Hello,
What does it mean to be an ordered field? I can't find a definition in my Abstract Algebra book, nor in Wolfram.
Thanks,
Yvonne
a (linearly or totally) ordered field is a field F with an order "<" such that the trichotomy rule holds:
exactly one of the following is true for all a,b in F
a) a < b
b) b < a
c) a = b
furthermore, the order has to "respect addition and positivity":
a ≤ b implies a + c ≤ b + c, for all a,b,c in F (< is compatible with +)
0 ≤ a and 0 ≤ b implies 0 ≤ ab (< defines a set of positive elements closed under multiplication)
in particular, an ordered field must be of characteristic 0, since an order cannot be defined on a field of finite characteristic.
examples of ordered fields: Q, Q(√2), the field of algebraic real numbers, and R. among ordered fields, Q is minimal, any ordered field
contains a subfield isomorphic to the rationals.
some definitions instead define a set of "prepositive elements" P:
if x,y are in P, then x+y and xy are in P
for all x in F, x^2 is in P
-1 is not in P
if F = P U -P, then the elements in P - {0} are called "positive elements" and one defines the order by:
a < b iff b - a is in P. the advantage of this definition is that the ordering is defined in terms of the algebraic structure,
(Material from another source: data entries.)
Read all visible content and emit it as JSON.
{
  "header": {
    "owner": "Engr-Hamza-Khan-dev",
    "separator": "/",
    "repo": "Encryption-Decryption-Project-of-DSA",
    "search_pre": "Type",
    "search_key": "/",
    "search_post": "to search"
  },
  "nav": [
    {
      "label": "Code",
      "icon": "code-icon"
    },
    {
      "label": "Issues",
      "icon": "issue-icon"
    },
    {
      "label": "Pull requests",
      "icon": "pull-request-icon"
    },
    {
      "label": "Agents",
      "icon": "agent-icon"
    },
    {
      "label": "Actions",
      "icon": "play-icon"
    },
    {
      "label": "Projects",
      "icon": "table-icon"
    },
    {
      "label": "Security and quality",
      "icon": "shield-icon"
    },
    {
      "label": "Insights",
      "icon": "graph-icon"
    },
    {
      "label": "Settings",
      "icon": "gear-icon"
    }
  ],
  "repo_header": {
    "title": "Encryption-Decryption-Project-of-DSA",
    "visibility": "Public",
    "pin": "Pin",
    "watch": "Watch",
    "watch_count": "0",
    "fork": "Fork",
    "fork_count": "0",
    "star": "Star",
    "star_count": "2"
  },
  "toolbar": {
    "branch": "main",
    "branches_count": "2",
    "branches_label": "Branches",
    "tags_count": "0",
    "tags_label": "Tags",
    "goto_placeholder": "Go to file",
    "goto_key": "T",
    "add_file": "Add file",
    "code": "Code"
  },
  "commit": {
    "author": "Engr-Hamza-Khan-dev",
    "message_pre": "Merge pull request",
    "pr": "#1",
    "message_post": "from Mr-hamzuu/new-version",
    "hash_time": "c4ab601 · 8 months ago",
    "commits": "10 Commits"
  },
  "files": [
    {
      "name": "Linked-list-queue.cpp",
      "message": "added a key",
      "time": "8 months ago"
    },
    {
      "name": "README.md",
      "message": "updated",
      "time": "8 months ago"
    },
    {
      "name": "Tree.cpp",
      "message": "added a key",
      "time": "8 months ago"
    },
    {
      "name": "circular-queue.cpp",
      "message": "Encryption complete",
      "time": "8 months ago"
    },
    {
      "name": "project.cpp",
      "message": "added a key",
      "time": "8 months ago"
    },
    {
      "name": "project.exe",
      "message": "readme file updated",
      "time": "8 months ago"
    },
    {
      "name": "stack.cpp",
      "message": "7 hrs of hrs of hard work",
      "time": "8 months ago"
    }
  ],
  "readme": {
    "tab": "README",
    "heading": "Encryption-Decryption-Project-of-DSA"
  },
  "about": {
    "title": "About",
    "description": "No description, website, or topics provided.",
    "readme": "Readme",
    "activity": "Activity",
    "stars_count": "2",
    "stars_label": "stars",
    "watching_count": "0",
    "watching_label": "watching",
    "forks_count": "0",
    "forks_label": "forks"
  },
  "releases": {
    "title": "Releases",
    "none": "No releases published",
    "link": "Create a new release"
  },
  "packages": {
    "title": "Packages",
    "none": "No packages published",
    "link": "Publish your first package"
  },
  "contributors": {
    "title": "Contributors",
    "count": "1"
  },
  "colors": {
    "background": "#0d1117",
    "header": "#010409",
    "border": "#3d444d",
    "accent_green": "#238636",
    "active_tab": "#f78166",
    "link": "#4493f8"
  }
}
rather than considering a dual algebraic/preordered set from the beginning.